Give back all the data below exactly as it is shown.
:::
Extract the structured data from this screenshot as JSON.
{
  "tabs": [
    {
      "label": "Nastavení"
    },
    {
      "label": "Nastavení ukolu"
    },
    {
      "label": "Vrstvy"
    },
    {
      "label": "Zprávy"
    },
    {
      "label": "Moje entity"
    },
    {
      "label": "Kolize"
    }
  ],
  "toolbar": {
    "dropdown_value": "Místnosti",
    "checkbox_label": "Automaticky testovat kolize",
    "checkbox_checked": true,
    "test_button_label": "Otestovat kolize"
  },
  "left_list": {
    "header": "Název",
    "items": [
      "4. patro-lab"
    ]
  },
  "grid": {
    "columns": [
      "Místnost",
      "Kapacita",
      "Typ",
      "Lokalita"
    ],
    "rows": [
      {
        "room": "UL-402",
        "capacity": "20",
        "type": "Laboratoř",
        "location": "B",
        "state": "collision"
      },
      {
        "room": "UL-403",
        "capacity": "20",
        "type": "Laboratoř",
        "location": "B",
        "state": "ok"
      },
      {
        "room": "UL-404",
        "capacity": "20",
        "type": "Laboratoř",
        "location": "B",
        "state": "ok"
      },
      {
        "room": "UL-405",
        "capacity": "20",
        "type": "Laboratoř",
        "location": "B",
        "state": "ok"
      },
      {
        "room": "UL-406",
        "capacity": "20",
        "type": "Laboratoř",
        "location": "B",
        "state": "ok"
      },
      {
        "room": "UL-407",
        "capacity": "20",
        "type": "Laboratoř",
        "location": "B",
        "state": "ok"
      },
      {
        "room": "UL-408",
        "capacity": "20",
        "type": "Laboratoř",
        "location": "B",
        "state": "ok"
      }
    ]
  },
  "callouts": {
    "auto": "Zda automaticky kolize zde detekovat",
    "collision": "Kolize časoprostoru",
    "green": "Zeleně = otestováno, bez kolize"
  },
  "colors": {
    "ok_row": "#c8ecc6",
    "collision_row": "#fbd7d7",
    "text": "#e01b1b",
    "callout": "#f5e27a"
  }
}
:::
* Exercise answer
Extract the structured data from this screenshot as JSON.
{
  "tabs": [
    {
      "label": "Nastavení"
    },
    {
      "label": "Nastavení ukolu"
    },
    {
      "label": "Vrstvy"
    },
    {
      "label": "Zprávy"
    },
    {
      "label": "Moje entity"
    },
    {
      "label": "Kolize"
    }
  ],
  "toolbar": {
    "dropdown_value": "Místnosti",
    "checkbox_label": "Automaticky testovat kolize",
    "checkbox_checked": true,
    "test_button_label": "Otestovat kolize"
  },
  "left_list": {
    "header": "Název",
    "items": [
      "4. patro-lab"
    ]
  },
  "grid": {
    "columns": [
      "Místnost",
      "Kapacita",
      "Typ",
      "Lokalita"
    ],
    "rows": [
      {
        "room": "UL-402",
        "capacity": "20",
        "type": "Laboratoř",
        "location": "B",
        "state": "collision"
      },
      {
        "room": "UL-403",
        "capacity": "20",
        "type": "Laboratoř",
        "location": "B",
        "state": "ok"
      },
      {
        "room": "UL-404",
        "capacity": "20",
        "type": "Laboratoř",
        "location": "B",
        "state": "ok"
      },
      {
        "room": "UL-405",
        "capacity": "20",
        "type": "Laboratoř",
        "location": "B",
        "state": "ok"
      },
      {
        "room": "UL-406",
        "capacity": "20",
        "type": "Laboratoř",
        "location": "B",
        "state": "ok"
      },
      {
        "room": "UL-407",
        "capacity": "20",
        "type": "Laboratoř",
        "location": "B",
        "state": "ok"
      },
      {
        "room": "UL-408",
        "capacity": "20",
        "type": "Laboratoř",
        "location": "B",
        "state": "ok"
      }
    ]
  },
  "callouts": {
    "auto": "Zda automaticky kolize zde detekovat",
    "collision": "Kolize časoprostoru",
    "green": "Zeleně = otestováno, bez kolize"
  },
  "colors": {
    "ok_row": "#c8ecc6",
    "collision_row": "#fbd7d7",
    "text": "#e01b1b",
    "callout": "#f5e27a"
  }
}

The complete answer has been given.